BOULDER MASS SHOOTING SUSPECT ALISSA TO MAKE FIRST COURT APPEARANCE TODAY: The 21-year-old suspect in Monday’s mass shooting at a Boulder, Colorado, supermarket that left 10 people dead will make his first court appearance today (March 25th). Ahmad Al Aliwi Alissa has been jailed on 10 counts of murder since Tuesday, following his release from the hospital the day after the shooting after being treated for a leg wound. Meanwhile, more than 500 people gathered last night at a candlelight vigil in downtown Boulder in memory of the victims. Earlier in the day, hundreds paid their respects during a police procession taking the body of 51-year-old Officer Eric Talley to a funeral home. The father of seven was killed after being the first officer to respond to the supermarket.
NORTH KOREA TEST-FIRES BALLISTIC MISSILES FOR FIRST TIME IN BIDEN PRESIDENCY: North Korea test-fired ballistic missiles on Thursday morning (March 25) for the first time since President Biden took office. South Korea’s foreign minister expressed “deep concern” about the launches, while Japanese Prime Minister Yoshihide Suga said they threaten “peace and safety in Japan and the region.” The launches came one day after North Korea fired short-range weapons that were believed to be cruise missiles into the sea. They also come after Secretary of State Antony Blinken and Defense Secretary Lloyd Austin traveled to South Korea and Japan last week. While there, Blinken criticized North Korea’s nuclear program and human rights record.
BIDEN PUTS HARRIS IN CHARGE OF EFFORT TO RESPOND TO MIGRANT SURGE AT THE BORDER: President Biden announced Wednesday (March 24th) that he’d put Vice President Kamala Harris in charge of leading the effort to respond to the surge of migrants at the border with Mexico, including many unaccompanied minors who’ve been arriving in recent weeks. Part of that will involve working with Central American nations where the migrants are coming from to try to address the problems that are driving them to leave, and to push those nations to strengthen enforcement of their own borders. Harris said yesterday, “Needless to say, the work will not be easy. But it is important work.” The administration has moved to open more than 10,000 new beds in facilities including convention centers and former oilfield camps, as well as in new facilities, to house the minors crossing the border.
ASTRAZENECA SAYS COVID VACCINE GIVES 76 PERCENT PROTECTION AFTER DISPUTE WITH U.S. OFFICIALS: AstraZeneca said yesterday (March 24th) that its Covid-19 vaccine gives 76 percent protection, three percentage points lower than the 79 percent it had said earlier in the week. The change came after it counted additional illness in a recalculation, after the earlier results had led to a dispute with U.S. officials.

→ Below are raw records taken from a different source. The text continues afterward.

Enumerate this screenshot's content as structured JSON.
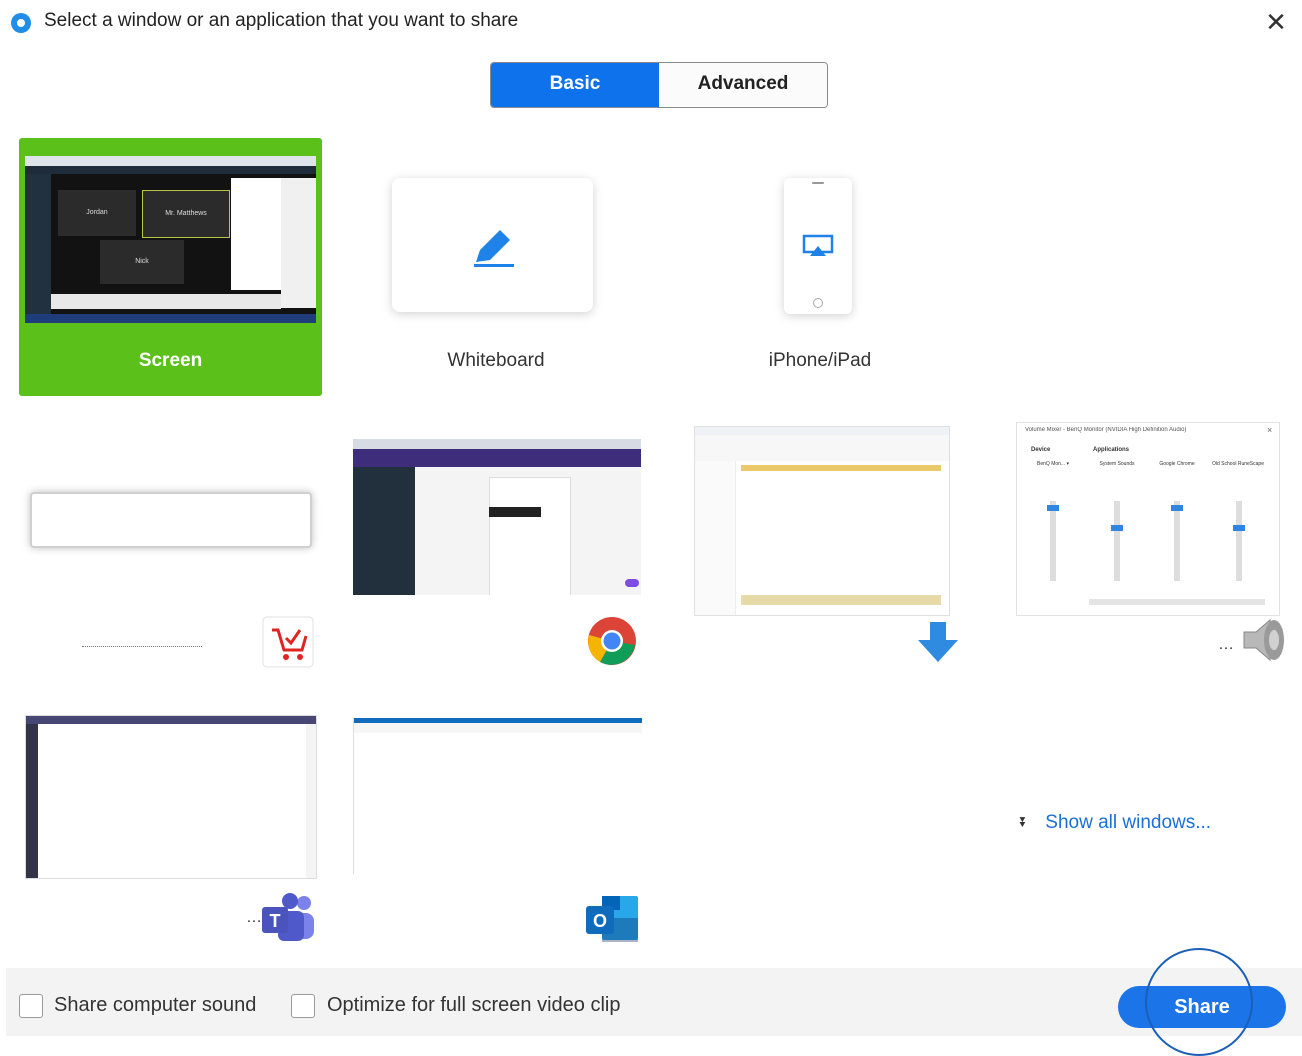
{
  "header": {
    "title": "Select a window or an application that you want to share",
    "close_glyph": "✕"
  },
  "tabs": {
    "basic": "Basic",
    "advanced": "Advanced",
    "selected": "Basic"
  },
  "tiles": {
    "screen": {
      "label": "Screen",
      "thumb_tiles": [
        "Jordan",
        "Mr. Matthews",
        "Nick"
      ]
    },
    "whiteboard": {
      "label": "Whiteboard",
      "icon": "pencil-icon"
    },
    "iphone": {
      "label": "iPhone/iPad",
      "icon": "airplay-icon"
    }
  },
  "windows": [
    {
      "name": "main-window",
      "app_icon": "cart-checkmark-icon"
    },
    {
      "name": "chrome-window",
      "app_icon": "chrome-icon"
    },
    {
      "name": "explorer-window",
      "app_icon": "download-arrow-icon"
    },
    {
      "name": "volume-mixer-window",
      "app_icon": "speaker-icon",
      "title": "Volume Mixer - BenQ Monitor (NVIDIA High Definition Audio)",
      "device_header": "Device",
      "apps_header": "Applications",
      "channels": [
        "BenQ Mon... ▾",
        "System Sounds",
        "Google Chrome",
        "Old School RuneScape"
      ]
    },
    {
      "name": "teams-window",
      "app_icon": "teams-icon"
    },
    {
      "name": "outlook-window",
      "app_icon": "outlook-icon"
    }
  ],
  "show_all": "Show all windows...",
  "footer": {
    "share_sound": "Share computer sound",
    "optimize_video": "Optimize for full screen video clip",
    "share_button": "Share"
  },
  "colors": {
    "accent": "#0e72ed",
    "screen_selected": "#5cc01a",
    "share_button": "#1b74e8"
  }
}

On Tuesday, an independent panel that oversees the study had accused AstraZeneca of cherry-picking data in presenting the 79 percent figure, saying it had left out some Covid cases. In response, the National Institutes of Health took the unusual step of publicly calling on AstraZeneca to fix the issue. AstraZeneca has been hoping the study findings would boost confidence in the vaccine. Although it’s being widely used in Europe and other countries, earlier studies had shown inconsistent data about its effectiveness, and some countries paused using it last week after there was concern about blood clots. AstraZeneca plans to seek FDA clearance of the vaccine for use in the U.S. within a few weeks.
CARGO SHIP STUCK IN SUEZ CANAL AFFECTING GLOBAL SHIPPING: Efforts are continuing today (March 25th) to try to free a huge cargo ship that’s stuck across Egypt’s Suez Canal, affecting global shipping as other vessels aren’t able to pass through the canal in either direction. At least 150 other ships were waiting for the Japanese-owned ship Ever Given to be freed so that they could proceed. The Ever Given, among the largest cargo ships in the world with a length of nearly a quarter mile, got stuck on Tuesday in the canal between continental Africa and the Sinai Peninsula.
VIRGINIA OUTLAWS DEATH PENALTY: Virginia Governor Ralph Northam signed legislation yesterday (March 24th) abolishing the death penalty, become the 23rd state to do so. The legislation signed by Northam, who’s a Democrat, came after the new Democratic majority in the state’s legislature passed the measure, having argued the death penalty is disproportionately given to people of color, the poor and the mentally ill. It’s a major turnaround for Virginia, which had the second-highest number of executions in the U.S. Only two men are still on Virginia’s death row, and their sentences will be converted to life in prison without parole.